WHAT TO DO: Repeat the entries beneath in their entirety, precisely as given.

DATASET RECORDS:
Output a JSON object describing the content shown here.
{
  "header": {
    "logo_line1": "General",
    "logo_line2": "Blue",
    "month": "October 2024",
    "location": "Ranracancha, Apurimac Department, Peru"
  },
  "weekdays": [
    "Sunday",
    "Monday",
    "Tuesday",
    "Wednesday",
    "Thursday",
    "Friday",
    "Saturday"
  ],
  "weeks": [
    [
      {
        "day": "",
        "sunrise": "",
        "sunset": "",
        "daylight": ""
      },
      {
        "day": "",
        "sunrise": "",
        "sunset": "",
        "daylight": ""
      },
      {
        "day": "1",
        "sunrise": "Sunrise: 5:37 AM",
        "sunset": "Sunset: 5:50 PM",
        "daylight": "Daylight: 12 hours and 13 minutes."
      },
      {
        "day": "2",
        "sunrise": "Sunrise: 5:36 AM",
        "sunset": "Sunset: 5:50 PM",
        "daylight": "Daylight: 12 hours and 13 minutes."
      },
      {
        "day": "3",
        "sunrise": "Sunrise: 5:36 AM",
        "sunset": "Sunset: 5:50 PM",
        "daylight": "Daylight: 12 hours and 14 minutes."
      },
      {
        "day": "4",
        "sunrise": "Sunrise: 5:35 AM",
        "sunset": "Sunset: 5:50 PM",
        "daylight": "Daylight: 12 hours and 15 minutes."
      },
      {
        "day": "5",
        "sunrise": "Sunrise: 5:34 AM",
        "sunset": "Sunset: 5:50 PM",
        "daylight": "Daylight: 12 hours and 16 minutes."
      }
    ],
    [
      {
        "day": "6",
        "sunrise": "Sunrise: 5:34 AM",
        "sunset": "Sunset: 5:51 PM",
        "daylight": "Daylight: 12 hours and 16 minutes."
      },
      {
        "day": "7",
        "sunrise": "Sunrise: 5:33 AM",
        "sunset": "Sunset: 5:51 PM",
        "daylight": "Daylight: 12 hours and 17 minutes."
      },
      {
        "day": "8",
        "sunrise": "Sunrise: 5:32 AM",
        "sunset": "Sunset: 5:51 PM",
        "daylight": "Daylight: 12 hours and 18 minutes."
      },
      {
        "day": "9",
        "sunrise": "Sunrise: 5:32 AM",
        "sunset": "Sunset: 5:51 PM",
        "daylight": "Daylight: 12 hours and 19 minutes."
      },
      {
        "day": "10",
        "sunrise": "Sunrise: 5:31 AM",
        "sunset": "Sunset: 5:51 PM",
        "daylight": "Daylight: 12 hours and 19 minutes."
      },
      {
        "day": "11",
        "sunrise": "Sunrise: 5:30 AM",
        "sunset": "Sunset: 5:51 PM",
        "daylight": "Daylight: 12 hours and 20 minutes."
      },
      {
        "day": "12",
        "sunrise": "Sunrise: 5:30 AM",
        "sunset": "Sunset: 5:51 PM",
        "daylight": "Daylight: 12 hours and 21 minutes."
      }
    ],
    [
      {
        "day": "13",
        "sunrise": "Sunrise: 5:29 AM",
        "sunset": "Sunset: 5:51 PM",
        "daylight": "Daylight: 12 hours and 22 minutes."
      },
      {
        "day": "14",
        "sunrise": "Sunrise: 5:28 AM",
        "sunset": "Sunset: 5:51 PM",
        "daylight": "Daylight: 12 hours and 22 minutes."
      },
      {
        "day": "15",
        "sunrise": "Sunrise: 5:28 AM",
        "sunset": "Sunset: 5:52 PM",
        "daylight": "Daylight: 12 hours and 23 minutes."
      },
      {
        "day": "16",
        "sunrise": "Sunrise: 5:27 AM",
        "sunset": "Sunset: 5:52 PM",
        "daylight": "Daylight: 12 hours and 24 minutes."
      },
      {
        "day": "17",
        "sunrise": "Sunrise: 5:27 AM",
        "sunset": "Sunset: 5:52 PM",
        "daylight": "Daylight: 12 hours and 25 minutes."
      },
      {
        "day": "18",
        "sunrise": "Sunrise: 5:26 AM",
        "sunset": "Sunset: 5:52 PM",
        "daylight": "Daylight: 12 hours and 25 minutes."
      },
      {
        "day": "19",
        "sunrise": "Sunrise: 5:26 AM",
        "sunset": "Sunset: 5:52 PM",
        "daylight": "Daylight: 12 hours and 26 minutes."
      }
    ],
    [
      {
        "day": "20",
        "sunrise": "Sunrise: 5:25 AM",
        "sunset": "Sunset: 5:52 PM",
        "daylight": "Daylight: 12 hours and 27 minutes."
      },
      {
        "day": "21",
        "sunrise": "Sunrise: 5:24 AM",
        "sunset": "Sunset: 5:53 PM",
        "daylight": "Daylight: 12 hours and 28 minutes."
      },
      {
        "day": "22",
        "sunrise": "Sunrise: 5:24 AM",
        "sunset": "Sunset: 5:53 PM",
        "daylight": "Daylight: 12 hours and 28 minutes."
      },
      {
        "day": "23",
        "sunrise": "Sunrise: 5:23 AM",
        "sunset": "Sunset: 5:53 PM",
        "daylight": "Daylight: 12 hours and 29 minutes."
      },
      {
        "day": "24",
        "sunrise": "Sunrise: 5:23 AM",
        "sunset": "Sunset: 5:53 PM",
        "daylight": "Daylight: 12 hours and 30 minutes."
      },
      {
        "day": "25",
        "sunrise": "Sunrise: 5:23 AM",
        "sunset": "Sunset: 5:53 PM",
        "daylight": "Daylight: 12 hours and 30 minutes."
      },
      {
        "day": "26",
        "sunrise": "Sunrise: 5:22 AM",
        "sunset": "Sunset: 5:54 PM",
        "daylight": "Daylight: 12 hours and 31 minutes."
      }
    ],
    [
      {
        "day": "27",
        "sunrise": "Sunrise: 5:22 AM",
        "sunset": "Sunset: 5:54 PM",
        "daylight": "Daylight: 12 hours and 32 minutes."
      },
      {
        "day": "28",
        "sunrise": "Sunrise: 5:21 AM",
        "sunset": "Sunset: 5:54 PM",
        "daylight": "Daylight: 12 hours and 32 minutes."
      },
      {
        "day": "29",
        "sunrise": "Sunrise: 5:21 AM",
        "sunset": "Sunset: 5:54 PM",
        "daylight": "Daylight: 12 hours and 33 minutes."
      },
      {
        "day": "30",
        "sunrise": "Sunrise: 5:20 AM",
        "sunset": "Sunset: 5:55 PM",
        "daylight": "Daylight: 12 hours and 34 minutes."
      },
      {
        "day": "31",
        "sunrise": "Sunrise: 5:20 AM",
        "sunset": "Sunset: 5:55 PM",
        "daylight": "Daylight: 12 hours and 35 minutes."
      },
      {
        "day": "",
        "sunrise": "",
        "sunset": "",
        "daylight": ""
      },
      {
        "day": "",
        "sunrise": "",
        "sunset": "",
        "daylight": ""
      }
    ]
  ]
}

WRITTEN ANSWER:
Output a JSON object describing the content shown here.
{
  "header": {
    "logo_line1": "General",
    "logo_line2": "Blue",
    "month": "October 2024",
    "location": "Ranracancha, Apurimac Department, Peru"
  },
  "weekdays": [
    "Sunday",
    "Monday",
    "Tuesday",
    "Wednesday",
    "Thursday",
    "Friday",
    "Saturday"
  ],
  "weeks": [
    [
      {
        "day": "",
        "sunrise": "",
        "sunset": "",
        "daylight": ""
      },
      {
        "day": "",
        "sunrise": "",
        "sunset": "",
        "daylight": ""
      },
      {
        "day": "1",
        "sunrise": "Sunrise: 5:37 AM",
        "sunset": "Sunset: 5:50 PM",
        "daylight": "Daylight: 12 hours and 13 minutes."
      },
      {
        "day": "2",
        "sunrise": "Sunrise: 5:36 AM",
        "sunset": "Sunset: 5:50 PM",
        "daylight": "Daylight: 12 hours and 13 minutes."
      },
      {
        "day": "3",
        "sunrise": "Sunrise: 5:36 AM",
        "sunset": "Sunset: 5:50 PM",
        "daylight": "Daylight: 12 hours and 14 minutes."
      },
      {
        "day": "4",
        "sunrise": "Sunrise: 5:35 AM",
        "sunset": "Sunset: 5:50 PM",
        "daylight": "Daylight: 12 hours and 15 minutes."
      },
      {
        "day": "5",
        "sunrise": "Sunrise: 5:34 AM",
        "sunset": "Sunset: 5:50 PM",
        "daylight": "Daylight: 12 hours and 16 minutes."
      }
    ],
    [
      {
        "day": "6",
        "sunrise": "Sunrise: 5:34 AM",
        "sunset": "Sunset: 5:51 PM",
        "daylight": "Daylight: 12 hours and 16 minutes."
      },
      {
        "day": "7",
        "sunrise": "Sunrise: 5:33 AM",
        "sunset": "Sunset: 5:51 PM",
        "daylight": "Daylight: 12 hours and 17 minutes."
      },
      {
        "day": "8",
        "sunrise": "Sunrise: 5:32 AM",
        "sunset": "Sunset: 5:51 PM",
        "daylight": "Daylight: 12 hours and 18 minutes."
      },
      {
        "day": "9",
        "sunrise": "Sunrise: 5:32 AM",
        "sunset": "Sunset: 5:51 PM",
        "daylight": "Daylight: 12 hours and 19 minutes."
      },
      {
        "day": "10",
        "sunrise": "Sunrise: 5:31 AM",
        "sunset": "Sunset: 5:51 PM",
        "daylight": "Daylight: 12 hours and 19 minutes."
      },
      {
        "day": "11",
        "sunrise": "Sunrise: 5:30 AM",
        "sunset": "Sunset: 5:51 PM",
        "daylight": "Daylight: 12 hours and 20 minutes."
      },
      {
        "day": "12",
        "sunrise": "Sunrise: 5:30 AM",
        "sunset": "Sunset: 5:51 PM",
        "daylight": "Daylight: 12 hours and 21 minutes."
      }
    ],
    [
      {
        "day": "13",
        "sunrise": "Sunrise: 5:29 AM",
        "sunset": "Sunset: 5:51 PM",
        "daylight": "Daylight: 12 hours and 22 minutes."
      },
      {
        "day": "14",
        "sunrise": "Sunrise: 5:28 AM",
        "sunset": "Sunset: 5:51 PM",
        "daylight": "Daylight: 12 hours and 22 minutes."
      },
      {
        "day": "15",
        "sunrise": "Sunrise: 5:28 AM",
        "sunset": "Sunset: 5:52 PM",
        "daylight": "Daylight: 12 hours and 23 minutes."
      },
      {
        "day": "16",
        "sunrise": "Sunrise: 5:27 AM",
        "sunset": "Sunset: 5:52 PM",
        "daylight": "Daylight: 12 hours and 24 minutes."
      },
      {
        "day": "17",
        "sunrise": "Sunrise: 5:27 AM",
        "sunset": "Sunset: 5:52 PM",
        "daylight": "Daylight: 12 hours and 25 minutes."
      },
      {
        "day": "18",
        "sunrise": "Sunrise: 5:26 AM",
        "sunset": "Sunset: 5:52 PM",
        "daylight": "Daylight: 12 hours and 25 minutes."
      },
      {
        "day": "19",
        "sunrise": "Sunrise: 5:26 AM",
        "sunset": "Sunset: 5:52 PM",
        "daylight": "Daylight: 12 hours and 26 minutes."
      }
    ],
    [
      {
        "day": "20",
        "sunrise": "Sunrise: 5:25 AM",
        "sunset": "Sunset: 5:52 PM",
        "daylight": "Daylight: 12 hours and 27 minutes."
      },
      {
        "day": "21",
        "sunrise": "Sunrise: 5:24 AM",
        "sunset": "Sunset: 5:53 PM",
        "daylight": "Daylight: 12 hours and 28 minutes."
      },
      {
        "day": "22",
        "sunrise": "Sunrise: 5:24 AM",
        "sunset": "Sunset: 5:53 PM",
        "daylight": "Daylight: 12 hours and 28 minutes."
      },
      {
        "day": "23",
        "sunrise": "Sunrise: 5:23 AM",
        "sunset": "Sunset: 5:53 PM",
        "daylight": "Daylight: 12 hours and 29 minutes."
      },
      {
        "day": "24",
        "sunrise": "Sunrise: 5:23 AM",
        "sunset": "Sunset: 5:53 PM",
        "daylight": "Daylight: 12 hours and 30 minutes."
      },
      {
        "day": "25",
        "sunrise": "Sunrise: 5:23 AM",
        "sunset": "Sunset: 5:53 PM",
        "daylight": "Daylight: 12 hours and 30 minutes."
      },
      {
        "day": "26",
        "sunrise": "Sunrise: 5:22 AM",
        "sunset": "Sunset: 5:54 PM",
        "daylight": "Daylight: 12 hours and 31 minutes."
      }
    ],
    [
      {
        "day": "27",
        "sunrise": "Sunrise: 5:22 AM",
        "sunset": "Sunset: 5:54 PM",
        "daylight": "Daylight: 12 hours and 32 minutes."
      },
      {
        "day": "28",
        "sunrise": "Sunrise: 5:21 AM",
        "sunset": "Sunset: 5:54 PM",
        "daylight": "Daylight: 12 hours and 32 minutes."
      },
      {
        "day": "29",
        "sunrise": "Sunrise: 5:21 AM",
        "sunset": "Sunset: 5:54 PM",
        "daylight": "Daylight: 12 hours and 33 minutes."
      },
      {
        "day": "30",
        "sunrise": "Sunrise: 5:20 AM",
        "sunset": "Sunset: 5:55 PM",
        "daylight": "Daylight: 12 hours and 34 minutes."
      },
      {
        "day": "31",
        "sunrise": "Sunrise: 5:20 AM",
        "sunset": "Sunset: 5:55 PM",
        "daylight": "Daylight: 12 hours and 35 minutes."
      },
      {
        "day": "",
        "sunrise": "",
        "sunset": "",
        "daylight": ""
      },
      {
        "day": "",
        "sunrise": "",
        "sunset": "",
        "daylight": ""
      }
    ]
  ]
}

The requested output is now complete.